Apple Warns Select Indian Users of Potential Pegasus-like Spyware Threat

Apple Warns Select Indian Users of Potential Pegasus-like Spyware Threat

Apple has issued a warning to a select group of users in India regarding a potential security threat resembling a Pegasus-like spyware attack. The company informed users about the spyware's attempt to remotely control targeted devices, highlighting the sophistication and rarity of mercenary spyware attacks like those using Pegasus from the NSO Group. This type of spyware, developed by an Israeli company, is designed to target specific individuals and is considered exceptionally rare and sophisticated compared to regular cybercriminal activities.

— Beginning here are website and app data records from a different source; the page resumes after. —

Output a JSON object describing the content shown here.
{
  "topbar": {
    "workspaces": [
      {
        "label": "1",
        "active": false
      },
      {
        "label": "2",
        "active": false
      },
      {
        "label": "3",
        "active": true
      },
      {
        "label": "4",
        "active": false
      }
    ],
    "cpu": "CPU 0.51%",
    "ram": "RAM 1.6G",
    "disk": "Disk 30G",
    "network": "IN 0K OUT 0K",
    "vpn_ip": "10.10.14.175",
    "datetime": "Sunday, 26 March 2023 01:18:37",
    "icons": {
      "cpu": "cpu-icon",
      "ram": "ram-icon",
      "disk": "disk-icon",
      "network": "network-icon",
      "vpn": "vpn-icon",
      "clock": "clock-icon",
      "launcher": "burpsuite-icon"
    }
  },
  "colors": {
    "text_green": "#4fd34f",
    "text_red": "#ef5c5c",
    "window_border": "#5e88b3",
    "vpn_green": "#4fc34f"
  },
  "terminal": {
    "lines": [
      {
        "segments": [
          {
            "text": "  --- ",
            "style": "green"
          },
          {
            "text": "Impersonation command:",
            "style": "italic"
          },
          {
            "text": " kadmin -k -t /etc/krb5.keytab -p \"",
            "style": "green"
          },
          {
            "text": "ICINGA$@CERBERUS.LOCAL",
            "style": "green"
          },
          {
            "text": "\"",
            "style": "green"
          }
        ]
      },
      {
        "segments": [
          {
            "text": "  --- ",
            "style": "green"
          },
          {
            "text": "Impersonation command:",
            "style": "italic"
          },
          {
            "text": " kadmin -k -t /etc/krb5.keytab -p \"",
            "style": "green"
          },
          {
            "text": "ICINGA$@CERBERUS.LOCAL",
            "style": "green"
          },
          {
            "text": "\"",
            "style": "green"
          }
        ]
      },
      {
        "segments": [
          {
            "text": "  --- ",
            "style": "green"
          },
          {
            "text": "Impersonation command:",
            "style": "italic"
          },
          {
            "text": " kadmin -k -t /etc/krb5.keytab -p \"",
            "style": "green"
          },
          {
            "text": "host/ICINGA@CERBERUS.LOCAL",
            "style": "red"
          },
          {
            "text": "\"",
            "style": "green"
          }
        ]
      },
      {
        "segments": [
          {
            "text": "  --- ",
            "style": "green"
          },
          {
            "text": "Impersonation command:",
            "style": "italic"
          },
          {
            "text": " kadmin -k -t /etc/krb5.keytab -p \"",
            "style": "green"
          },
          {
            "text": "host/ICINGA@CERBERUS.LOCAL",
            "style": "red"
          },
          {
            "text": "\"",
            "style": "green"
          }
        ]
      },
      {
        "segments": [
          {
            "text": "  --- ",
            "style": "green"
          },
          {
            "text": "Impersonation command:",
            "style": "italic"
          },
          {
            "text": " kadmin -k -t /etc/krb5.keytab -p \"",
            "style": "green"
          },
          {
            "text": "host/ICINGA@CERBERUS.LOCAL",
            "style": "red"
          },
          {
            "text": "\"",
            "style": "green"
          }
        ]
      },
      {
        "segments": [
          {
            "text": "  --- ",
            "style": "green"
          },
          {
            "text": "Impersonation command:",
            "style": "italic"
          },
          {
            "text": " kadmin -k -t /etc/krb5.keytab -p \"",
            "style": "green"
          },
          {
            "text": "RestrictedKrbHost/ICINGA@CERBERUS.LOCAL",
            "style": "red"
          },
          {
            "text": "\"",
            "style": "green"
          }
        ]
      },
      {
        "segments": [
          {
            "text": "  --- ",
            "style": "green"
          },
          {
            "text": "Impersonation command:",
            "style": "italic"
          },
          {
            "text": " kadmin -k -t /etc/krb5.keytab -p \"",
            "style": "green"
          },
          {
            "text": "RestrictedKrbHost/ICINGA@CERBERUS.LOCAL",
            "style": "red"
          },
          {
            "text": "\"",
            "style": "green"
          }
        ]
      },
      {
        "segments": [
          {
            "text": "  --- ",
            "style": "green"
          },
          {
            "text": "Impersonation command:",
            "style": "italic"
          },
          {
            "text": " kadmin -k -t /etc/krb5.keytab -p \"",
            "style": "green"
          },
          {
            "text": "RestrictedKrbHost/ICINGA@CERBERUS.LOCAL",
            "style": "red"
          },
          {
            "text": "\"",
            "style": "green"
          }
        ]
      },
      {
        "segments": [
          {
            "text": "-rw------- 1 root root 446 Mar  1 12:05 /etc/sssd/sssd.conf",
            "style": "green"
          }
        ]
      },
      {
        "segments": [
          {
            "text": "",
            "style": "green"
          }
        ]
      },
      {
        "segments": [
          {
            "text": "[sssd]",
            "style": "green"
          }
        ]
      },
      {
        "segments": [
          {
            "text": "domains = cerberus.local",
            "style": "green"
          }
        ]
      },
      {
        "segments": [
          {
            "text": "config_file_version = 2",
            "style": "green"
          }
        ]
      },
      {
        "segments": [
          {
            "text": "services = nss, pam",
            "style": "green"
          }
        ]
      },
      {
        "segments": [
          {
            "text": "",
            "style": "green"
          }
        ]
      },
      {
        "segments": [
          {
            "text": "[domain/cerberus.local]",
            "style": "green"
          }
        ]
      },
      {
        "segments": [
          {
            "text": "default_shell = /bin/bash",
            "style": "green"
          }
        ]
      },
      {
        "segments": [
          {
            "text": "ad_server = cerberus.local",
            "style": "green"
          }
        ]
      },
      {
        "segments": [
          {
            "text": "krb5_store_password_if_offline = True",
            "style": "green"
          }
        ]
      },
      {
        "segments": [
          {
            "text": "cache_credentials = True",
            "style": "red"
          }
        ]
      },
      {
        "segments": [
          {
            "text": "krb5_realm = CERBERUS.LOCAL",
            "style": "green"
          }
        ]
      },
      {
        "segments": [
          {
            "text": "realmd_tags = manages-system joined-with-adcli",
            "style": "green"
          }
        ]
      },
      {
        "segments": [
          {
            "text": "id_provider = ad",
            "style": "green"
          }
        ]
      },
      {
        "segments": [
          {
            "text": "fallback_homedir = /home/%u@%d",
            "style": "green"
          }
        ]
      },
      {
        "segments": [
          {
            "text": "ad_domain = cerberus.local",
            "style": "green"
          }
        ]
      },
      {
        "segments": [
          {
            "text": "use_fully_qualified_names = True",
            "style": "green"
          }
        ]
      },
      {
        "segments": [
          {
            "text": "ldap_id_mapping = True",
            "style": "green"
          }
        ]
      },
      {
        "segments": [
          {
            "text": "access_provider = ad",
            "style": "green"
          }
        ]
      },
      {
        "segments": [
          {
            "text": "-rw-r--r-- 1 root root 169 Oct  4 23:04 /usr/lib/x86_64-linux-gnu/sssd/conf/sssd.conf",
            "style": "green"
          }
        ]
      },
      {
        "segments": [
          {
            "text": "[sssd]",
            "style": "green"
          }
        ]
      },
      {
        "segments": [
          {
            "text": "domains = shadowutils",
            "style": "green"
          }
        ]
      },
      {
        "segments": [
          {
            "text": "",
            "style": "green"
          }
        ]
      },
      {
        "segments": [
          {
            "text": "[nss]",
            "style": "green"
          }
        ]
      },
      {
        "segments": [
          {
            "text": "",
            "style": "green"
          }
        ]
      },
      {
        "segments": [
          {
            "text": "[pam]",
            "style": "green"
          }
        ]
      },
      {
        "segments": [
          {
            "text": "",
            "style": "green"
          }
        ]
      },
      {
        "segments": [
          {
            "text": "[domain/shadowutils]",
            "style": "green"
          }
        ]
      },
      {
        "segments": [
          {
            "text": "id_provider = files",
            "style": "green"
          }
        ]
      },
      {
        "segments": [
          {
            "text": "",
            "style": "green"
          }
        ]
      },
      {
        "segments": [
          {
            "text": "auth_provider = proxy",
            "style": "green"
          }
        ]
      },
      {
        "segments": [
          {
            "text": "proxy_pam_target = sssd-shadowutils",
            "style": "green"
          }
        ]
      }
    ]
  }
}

The targeted users, including those in India, were cautioned about the potential risks posed by such mercenary spyware attacks, as they typically involve extensive resources and are directed at a small number of specific individuals. Apple's notification emphasized the advanced nature of these attacks, which can be costly and challenging to detect. While the majority of the population is unlikely to be affected by such targeted cyberattacks, individuals like journalists, activists, politicians, and diplomats are often prime targets.

One of the individuals who received Apple's warning, Iltija Mufti, the daughter of former Chief Minister of Jammu & Kashmir Mehbooba Mufti, claimed that her device had been hacked by Pegasus. She accused the Narendra Modi government of targeting political opponents through surveillance tactics, echoing similar allegations made by other opposition politicians like Rahul Gandhi. Moreover, despite allegations of snooping via Pegasus, a panel appointed by the Supreme Court in 2022 did not find evidence of the software's use, noting a lack of cooperation from the government in the investigation. Apple's blog highlighted that such cyberattacks, aimed at individuals in positions of influence or importance, continue to be a pervasive issue globally, with the company sending notifications to users in over 150 countries since 2021.